In the manifesto, accessible via this link in Spanish, the mothers and their allies express solidarity with one another and with families of missing and disappeared migrants. The delegations call for both government response and better policies. The manifesto addresses government, the international community, and local civil society – appealing for a trifecta of cooperation. Specifically, the manifesto calls for:

A stop to the separation of families because it is an inhumane and degrading practice. Family separation occurs both in detention centers and as a byproduct of forced migration;
That States assume their responsibility to respect the law and guarantee human rights. Their territories have become large graves and the Mothers oppose the normalization of this violence;
That migrants be guaranteed unrestrained passage, under safe conditions, and to mothers, family members and their allies who are looking for missing relatives in the territories where they may be found;
A right to truth and establishment of the facts.
“Nada puede parar a una madre que busca a su hijo o a su hija.” (“Nothing can stop a mother who is searching for her son or daughter.”) – a mother at the Summit

What’s next?

“Ninguna persona es ilegal” (“No person is illegal”)

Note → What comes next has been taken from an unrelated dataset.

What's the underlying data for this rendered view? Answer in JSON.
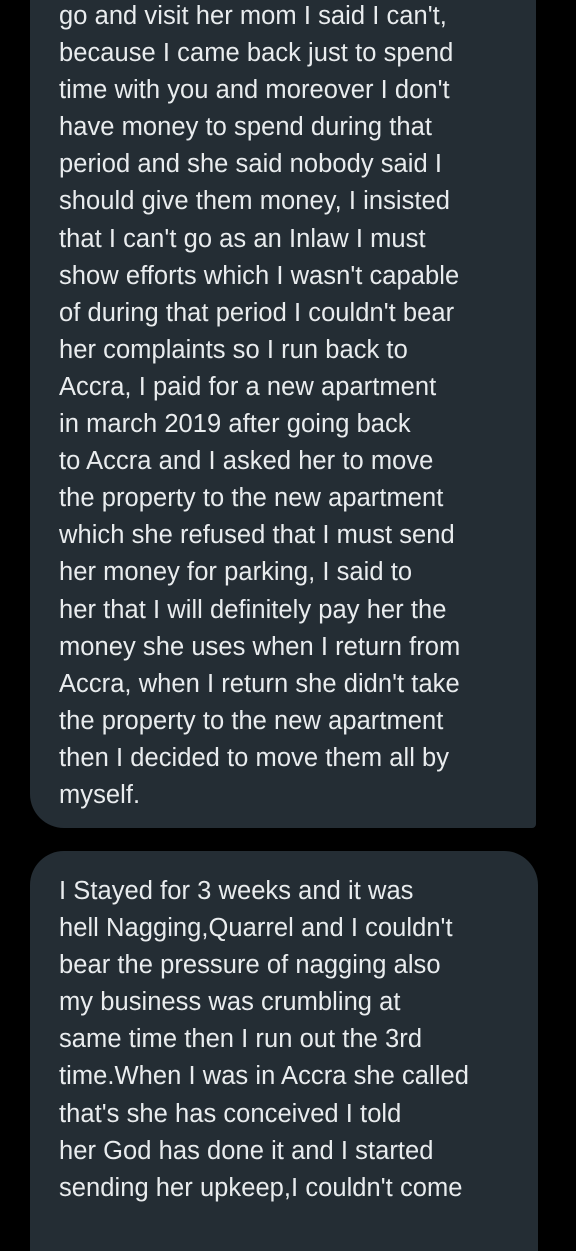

I left the Summit at once feeling inspired and invigorated by the conversations and the work realized at the event and overwhelmed with the long way we have to go. Migration will not end – so long as there are conflicts, violations of human rights, famine, migration will endure. We are witnessing the highest levels of displacement on record, with 65.6 million people forced from home by conflict and persecution by the end of 2016.

Government responses have been inadequate. I am heartened to see civil society stepping in to fill the gap and provide support to some of the most vulnerable among us, and deeply saddened by the fact that there are mothers all over the world looking for their missing children – mothers who ask their government for help and are met with indifference. These women have taken matters into their own hands. They have found each other, organized and begun making noise. The question is: when will government listen?

In the meantime, what we can all do is work to hold our governments accountable while supporting the efforts of civil society organizations like Movimiento Migrante Mesoamericano and important spaces for learning and dialogue such as the Summit.

* “Caravan of Mothers” is a bit of a misnomer, as it also includes sisters, wives, and occasionally fathers and brothers searching for their missing siblings and spouses.

Olga Vnodchenko
Grants and Programs Officer